Smokers who use nicotine gum during pregnancy are likely to smoke fewer cigarettes and reduce their risk of having a low-birth-weight or premature baby, according to research led by Dr. Cheryl Oncken, associate professor of medicine and obstetrics and gynecology at the UConn Health Center.
A study published Oct. 1 in the journal Obstetrics & Gynecology compared birth outcomes of smokers who during pregnancy used either nicotine gum or a placebo gum, and found that the offspring of the nicotine-gum users had a better average birth weight and gestational age.
“The decreased risk of low birth weight and preterm delivery associated with nicotine-replacement therapy is clinically important,” Oncken writes. “With the prevalence of smoking in pregnant women being 12 percent, a modest reduction in the risk of low birth weight and premature delivery can, in the aggregate, be very great.”
Lowering the premature delivery rate could result in cost savings by lowering neonatal intensive care unit admissions and infant length of stay, she adds.
The nearly 200 study participants smoked an average of 18 cigarettes per day before pregnancy and 10 cigarettes per day in the week leading up to the study, which was supported by the National Institute on Drug Abuse and the Lowell P. Weicker Jr. General Clinical Research Center at the UConn Health Center.
“There was a modest increase in cessation rates in both groups,” Oncken says.
“Those who had the nicotine gum showed an 18 percent quit rate, while the placebo group showed a quit rate of 15 percent. More noticeable than that was a decrease in average daily cigarette use. The nicotine gum users smoked almost six fewer cigarettes a day, while the placebo group cut back by three and a half cigarettes.”
Oncken’s research partners included Health Center colleagues Ellen Dornelas, associate professor of medicine, Dr. John Greene, associate professor of obstetrics and gynecology, and Dr. Henry Kranzler, professor of psychiatry.
The study was a collaborative effort between the Health Center, Hartford Hospital, New Britain General Hospital (now known as the Hospital of Central Connecticut), Yale School of Medicine, and Baystate Medical Center.
| Dr. Cheryl Oncken, left, headed a team studying the use of nicotine gum by pregnant women who smoke.
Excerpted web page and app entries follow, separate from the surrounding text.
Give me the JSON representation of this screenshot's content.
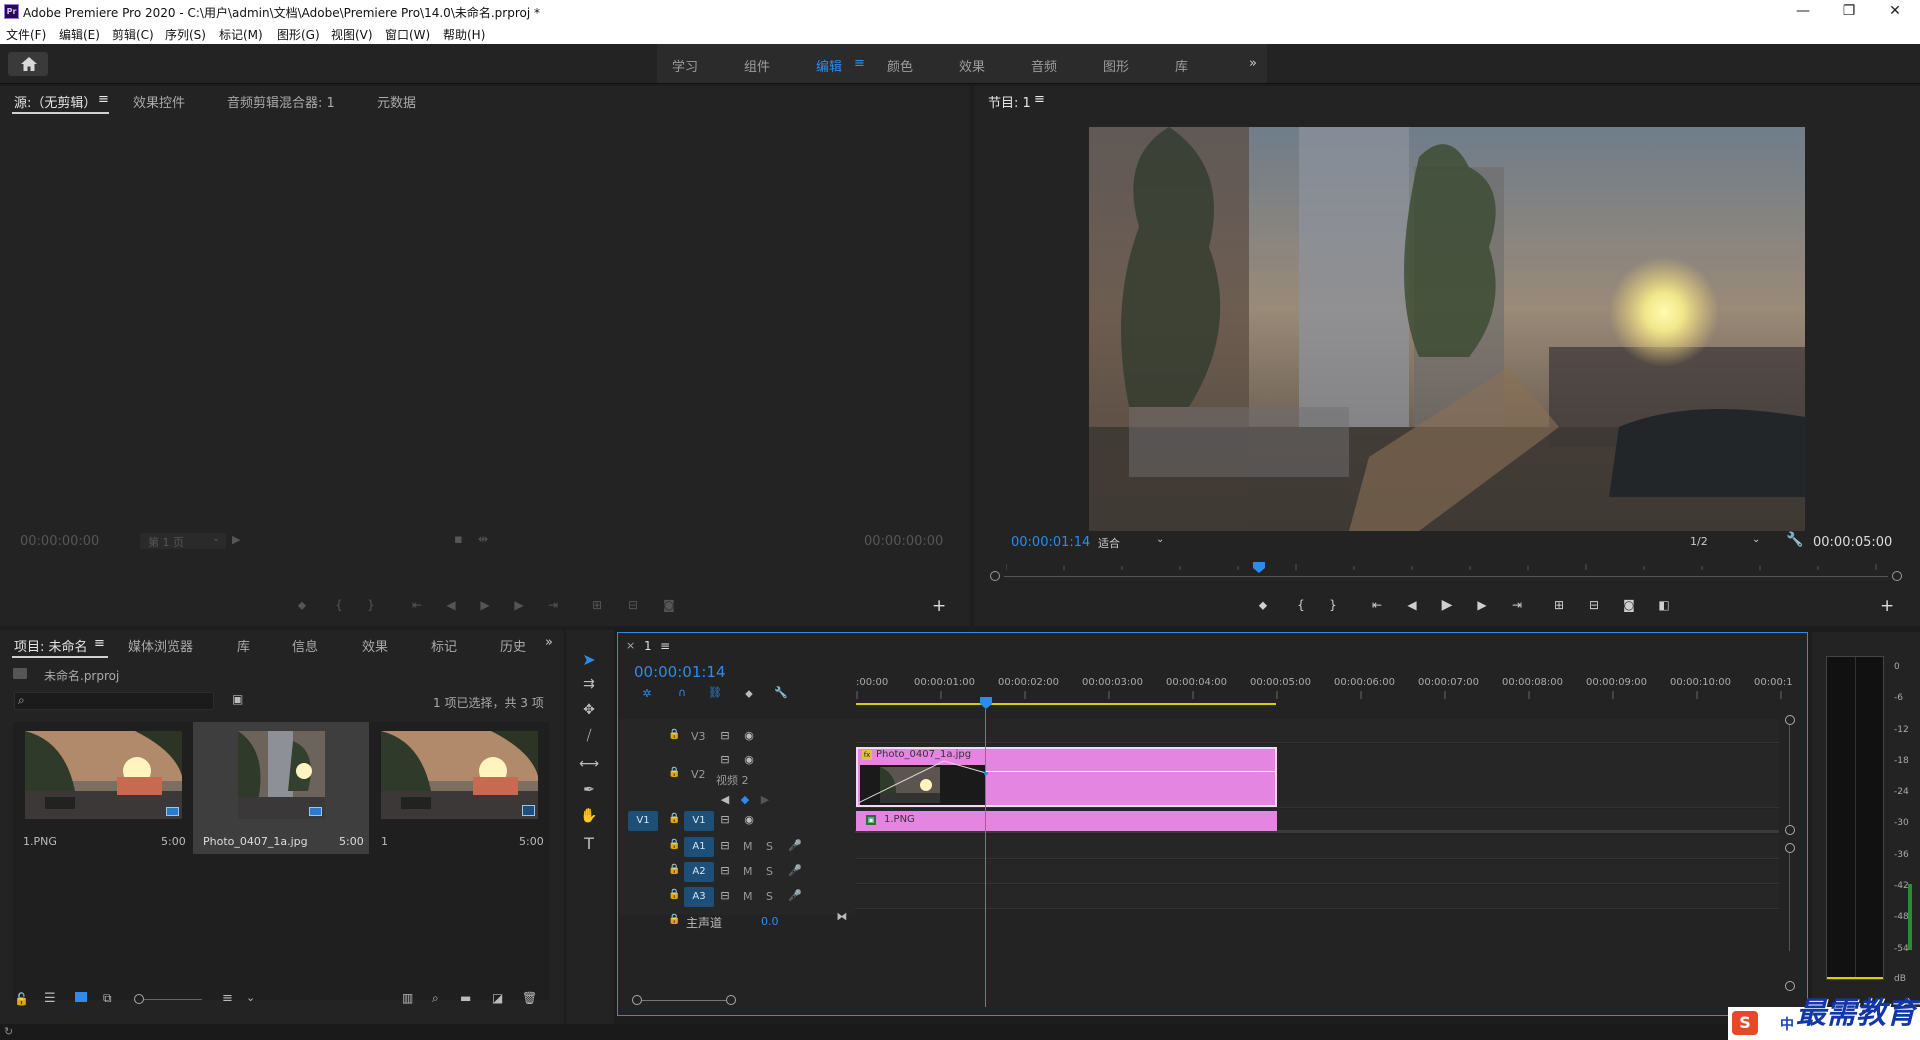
{
  "titlebar": {
    "logo": "Pr",
    "title": "Adobe Premiere Pro 2020 - C:\\用户\\admin\\文档\\Adobe\\Premiere Pro\\14.0\\未命名.prproj *",
    "minimize": "—",
    "maximize": "❐",
    "close": "✕"
  },
  "menubar": [
    "文件(F)",
    "编辑(E)",
    "剪辑(C)",
    "序列(S)",
    "标记(M)",
    "图形(G)",
    "视图(V)",
    "窗口(W)",
    "帮助(H)"
  ],
  "workspaces": {
    "tabs": [
      "学习",
      "组件",
      "编辑",
      "颜色",
      "效果",
      "音频",
      "图形",
      "库"
    ],
    "active": "编辑",
    "more": "»",
    "menu_glyph": "≡"
  },
  "source_panel": {
    "tabs": [
      "源:（无剪辑）",
      "效果控件",
      "音频剪辑混合器: 1",
      "元数据"
    ],
    "menu_glyph": "≡",
    "timecode_in": "00:00:00:00",
    "timecode_out": "00:00:00:00",
    "page_select": "第 1 页"
  },
  "program_panel": {
    "tab": "节目: 1",
    "menu_glyph": "≡",
    "timecode": "00:00:01:14",
    "zoom": "适合",
    "resolution": "1/2",
    "duration": "00:00:05:00",
    "playhead_fraction": 0.29
  },
  "project_panel": {
    "tabs": [
      "项目: 未命名",
      "媒体浏览器",
      "库",
      "信息",
      "效果",
      "标记",
      "历史"
    ],
    "menu_glyph": "≡",
    "file": "未命名.prproj",
    "selection_info": "1 项已选择，共 3 项",
    "items": [
      {
        "name": "1.PNG",
        "duration": "5:00",
        "selected": false
      },
      {
        "name": "Photo_0407_1a.jpg",
        "duration": "5:00",
        "selected": true
      },
      {
        "name": "1",
        "duration": "5:00",
        "selected": false
      }
    ]
  },
  "timeline": {
    "tab": "1",
    "close_glyph": "×",
    "menu_glyph": "≡",
    "timecode": "00:00:01:14",
    "ruler": [
      ":00:00",
      "00:00:01:00",
      "00:00:02:00",
      "00:00:03:00",
      "00:00:04:00",
      "00:00:05:00",
      "00:00:06:00",
      "00:00:07:00",
      "00:00:08:00",
      "00:00:09:00",
      "00:00:10:00",
      "00:00:1"
    ],
    "tracks": {
      "v3": "V3",
      "v2_name": "视频 2",
      "v1": "V1",
      "v1_src": "V1",
      "a1": "A1",
      "a2": "A2",
      "a3": "A3",
      "master": "主声道",
      "master_value": "0.0",
      "mute": "M",
      "solo": "S"
    },
    "clips": {
      "v2": "Photo_0407_1a.jpg",
      "v1": "1.PNG"
    }
  },
  "audio_meter": {
    "labels": [
      "0",
      "-6",
      "-12",
      "-18",
      "-24",
      "-30",
      "-36",
      "-42",
      "-48",
      "-54",
      "dB"
    ]
  },
  "watermark": "最需教育",
  "ime": {
    "logo": "S",
    "lang": "中",
    "punct": "•,"
  },
  "colors": {
    "accent": "#2d8ceb",
    "clip_pink": "#e486e1",
    "track_blue": "#1d4f79",
    "work_area": "#d7d000"
  }
}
Also shown is research assistant Pam Ferzacca. Photo by Chris DeFrancesco
The participants received two smoking cessation counseling sessions, were given a supply of gum, and were instructed to chew one piece for every cigarette they usually smoked per day.
The women in the “nicotine” group were given two-miligram nicotine gum, while the women in the placebo group got a nicotine-free gum in packaging that mimicked the nicotine gum.
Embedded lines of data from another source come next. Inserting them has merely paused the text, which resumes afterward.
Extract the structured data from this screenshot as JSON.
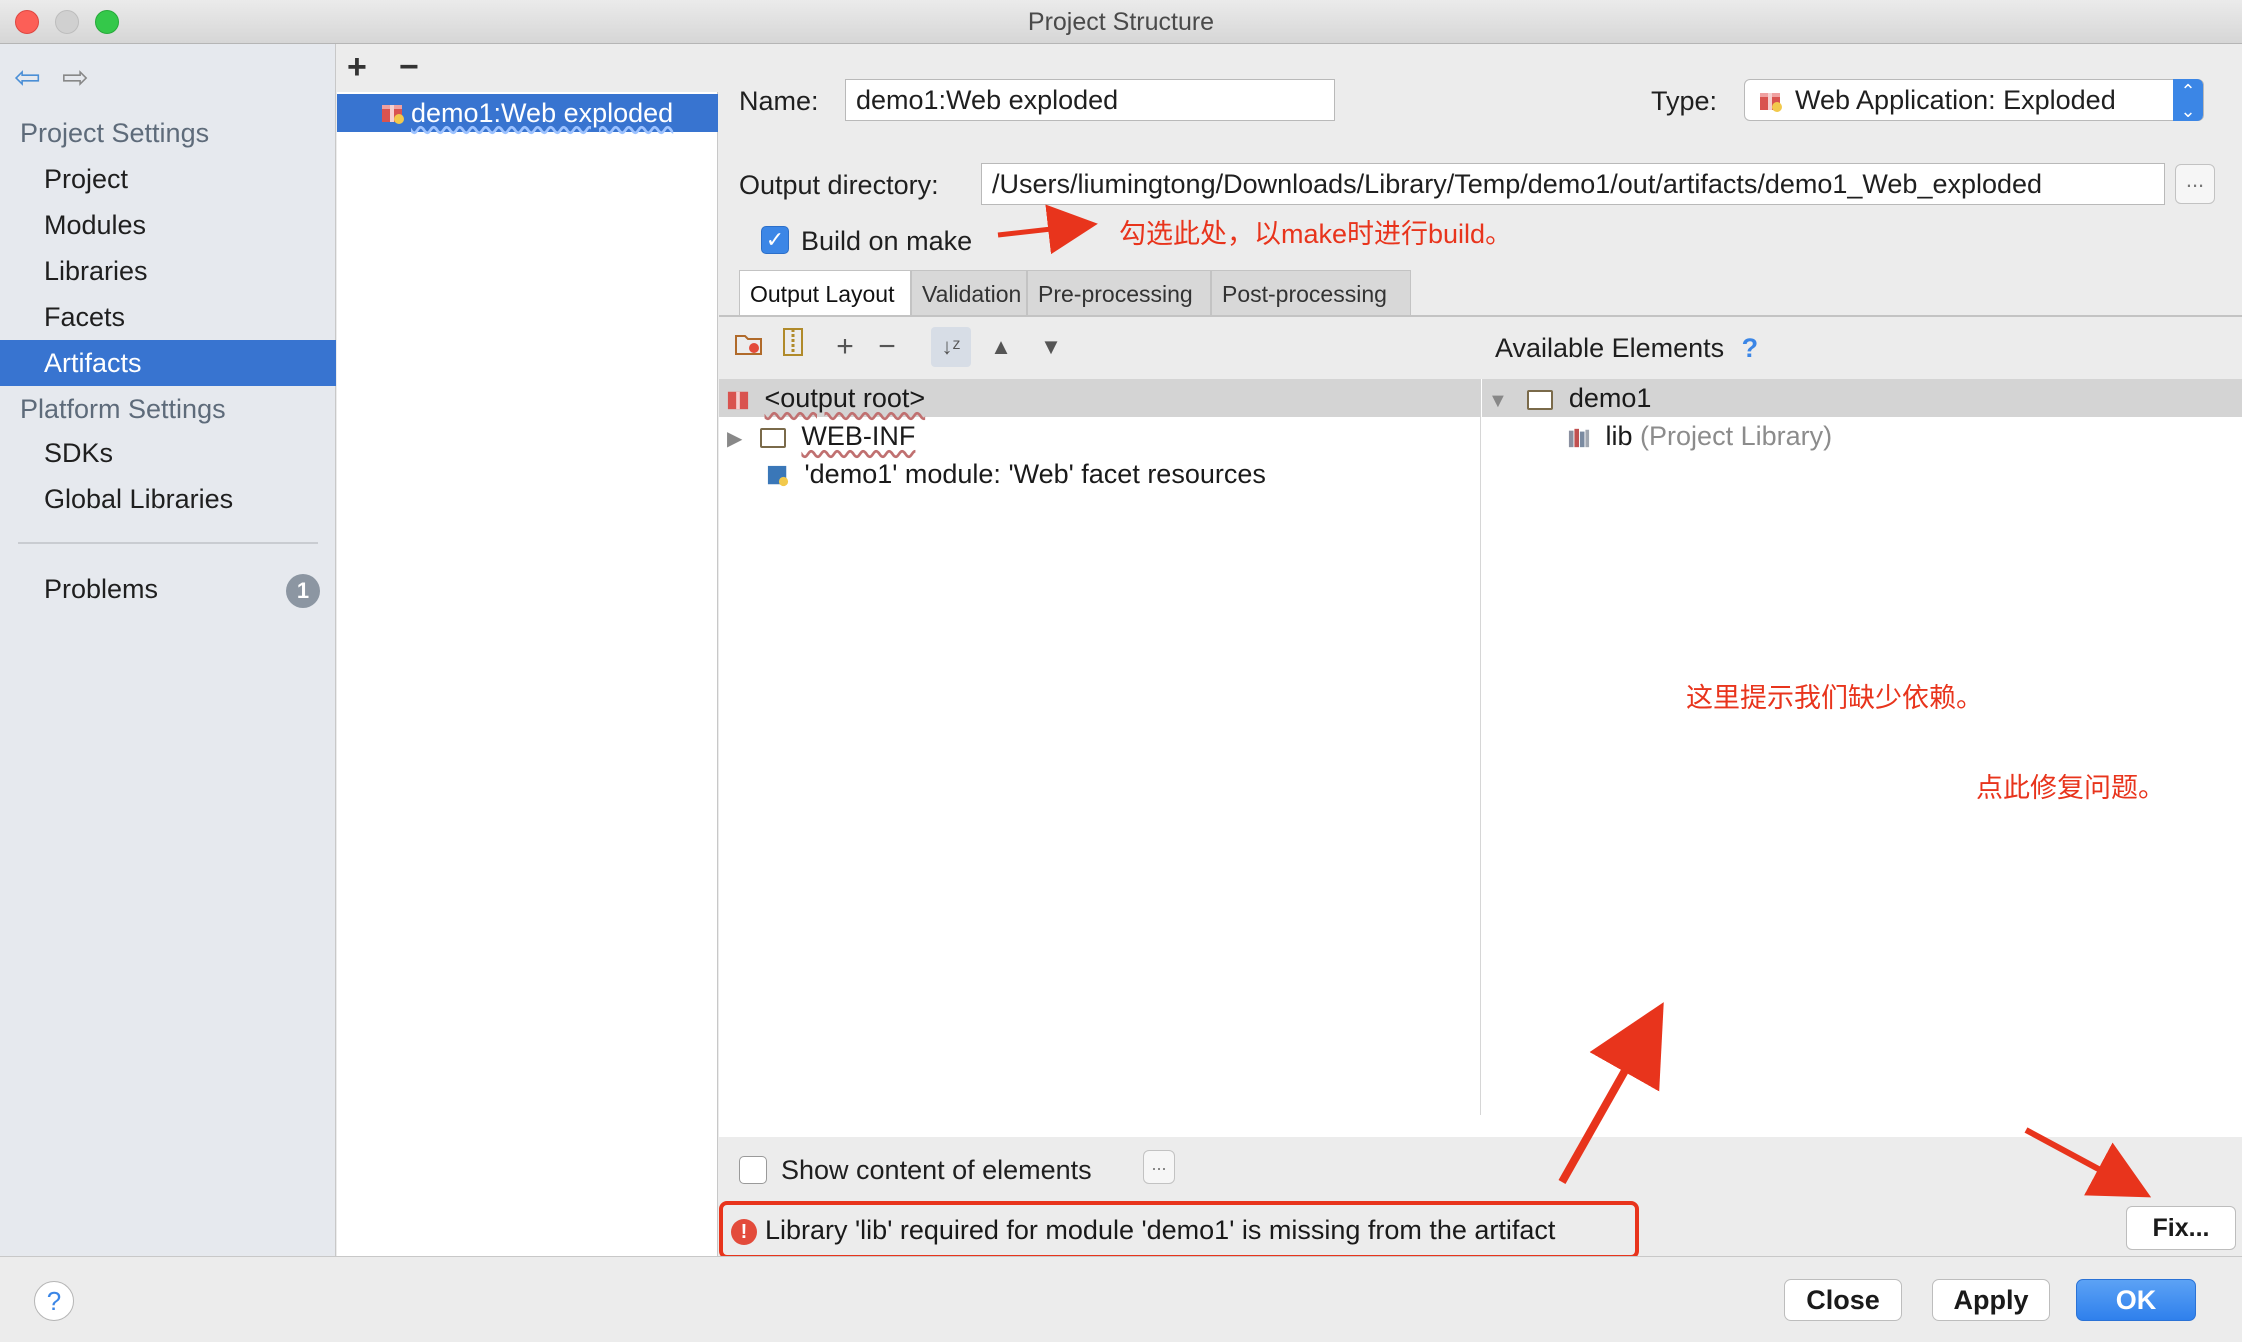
{
  "window": {
    "title": "Project Structure"
  },
  "nav": {
    "project_settings_header": "Project Settings",
    "project_items": [
      "Project",
      "Modules",
      "Libraries",
      "Facets",
      "Artifacts"
    ],
    "platform_settings_header": "Platform Settings",
    "platform_items": [
      "SDKs",
      "Global Libraries"
    ],
    "problems_label": "Problems",
    "problems_count": "1",
    "selected": "Artifacts"
  },
  "artifacts": {
    "add": "+",
    "remove": "−",
    "items": [
      "demo1:Web exploded"
    ]
  },
  "form": {
    "name_label": "Name:",
    "name_value": "demo1:Web exploded",
    "type_label": "Type:",
    "type_value": "Web Application: Exploded",
    "output_label": "Output directory:",
    "output_value": "/Users/liumingtong/Downloads/Library/Temp/demo1/out/artifacts/demo1_Web_exploded",
    "browse": "...",
    "build_on_make": "Build on make",
    "build_checked": true
  },
  "annotations": {
    "build_note": "勾选此处，以make时进行build。",
    "missing_note": "这里提示我们缺少依赖。",
    "fix_note": "点此修复问题。"
  },
  "tabs": [
    "Output Layout",
    "Validation",
    "Pre-processing",
    "Post-processing"
  ],
  "layout": {
    "available_header": "Available Elements",
    "help": "?",
    "left_tree": [
      {
        "label": "<output root>"
      },
      {
        "label": "WEB-INF"
      },
      {
        "label": "'demo1' module: 'Web' facet resources"
      }
    ],
    "right_tree": [
      {
        "label": "demo1"
      },
      {
        "label": "lib",
        "suffix": "(Project Library)"
      }
    ],
    "show_content": "Show content of elements",
    "show_more": "..."
  },
  "error": {
    "text": "Library 'lib' required for module 'demo1' is missing from the artifact",
    "fix": "Fix..."
  },
  "footer": {
    "help": "?",
    "close": "Close",
    "apply": "Apply",
    "ok": "OK"
  },
  "colors": {
    "accent": "#3874d0",
    "annotation": "#e8341c",
    "primary": "#2f80ec"
  }
}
In addition to the findings on gestational age and birth weight, Oncken noted that the study showed a trend for other differences in birth outcomes favoring the nicotine gum users, including neontatal length (the newborn’s height), head circumference, Apgar scores (an assessment of neonatal well-being), infant length of stay, and neonatal intensive care unit admissions.
But Oncken describes those findings as not statistically significant.
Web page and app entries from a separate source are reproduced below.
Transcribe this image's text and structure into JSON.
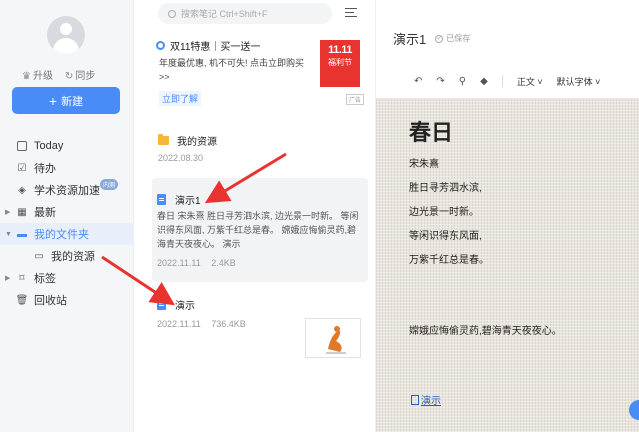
{
  "sidebar": {
    "upgrade_label": "升级",
    "sync_label": "同步",
    "new_label": "新建",
    "nav": {
      "today": "Today",
      "todo": "待办",
      "academic": "学术资源加速",
      "academic_badge": "内测",
      "recent": "最新",
      "my_folder": "我的文件夹",
      "my_resources": "我的资源",
      "tags": "标签",
      "trash": "回收站"
    }
  },
  "list": {
    "search_placeholder": "搜索笔记 Ctrl+Shift+F",
    "ad": {
      "title": "双11特惠｜买一送一",
      "desc": "年度最优惠, 机不可失! 点击立即购买>>",
      "link": "立即了解",
      "banner_line1": "11.11",
      "banner_line2": "福利节",
      "tag": "广告"
    },
    "notes": [
      {
        "title": "我的资源",
        "date": "2022.08.30"
      },
      {
        "title": "演示1",
        "excerpt": "春日 宋朱熹 胜日寻芳泗水滨, 边光景一时新。 等闲识得东风面, 万紫千红总是春。 嫦娥应悔偷灵药,碧海青天夜夜心。 演示",
        "date": "2022.11.11",
        "size": "2.4KB"
      },
      {
        "title": "演示",
        "date": "2022.11.11",
        "size": "736.4KB"
      }
    ]
  },
  "editor": {
    "title": "演示1",
    "saved": "已保存",
    "toolbar": {
      "style": "正文",
      "font": "默认字体"
    },
    "poem": {
      "title": "春日",
      "lines": [
        "宋朱熹",
        "胜日寻芳泗水滨,",
        "边光景一时新。",
        "等闲识得东风面,",
        "万紫千红总是春。"
      ],
      "extra": "嫦娥应悔偷灵药,碧海青天夜夜心。",
      "attachment": "演示"
    }
  },
  "colors": {
    "accent": "#4a8cf7",
    "arrow": "#e8332f",
    "banner": "#e8332f"
  }
}
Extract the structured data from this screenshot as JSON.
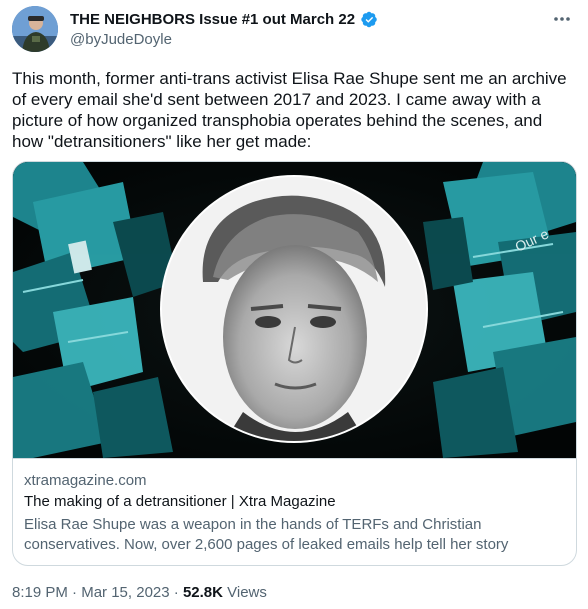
{
  "author": {
    "display_name": "THE NEIGHBORS Issue #1 out March 22",
    "handle": "@byJudeDoyle",
    "verified": true,
    "badge_color": "#1d9bf0"
  },
  "tweet": {
    "text": "This month, former anti-trans activist Elisa Rae Shupe sent me an archive of every email she'd sent between 2017 and 2023. I came away with a picture of how organized transphobia operates behind the scenes, and how \"detransitioners\" like her get made:"
  },
  "link_card": {
    "domain": "xtramagazine.com",
    "title": "The making of a detransitioner | Xtra Magazine",
    "description": "Elisa Rae Shupe was a weapon in the hands of TERFs and Christian conservatives. Now, over 2,600 pages of leaked emails help tell her story",
    "accent_color": "#1e8a93"
  },
  "meta": {
    "time": "8:19 PM",
    "separator": " · ",
    "date": "Mar 15, 2023",
    "views_count": "52.8K",
    "views_label": " Views"
  },
  "icons": {
    "more": "more-horizontal-icon",
    "verified": "verified-badge-icon"
  }
}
“It’s important to examine treatments that may help pregnant women quit smoking or reduce their tobacco exposure, especially when these treatments are available for purchase over the counter and may be used in prenatal care,” Oncken says.
“Smoking is the most modifiable risk factor for poor pregnancy outcomes in the United States.”
The study cites previous research that concludes smoking doubles the risk of delivering a low-birth-weight or premature infant, and that tobacco smoke contains more than 3,500 chemicals, many of which can threaten fetal development.
An abstract of Oncken’s study is available at http://www.greenjournal.org/cgi/content/abstract/112/4/859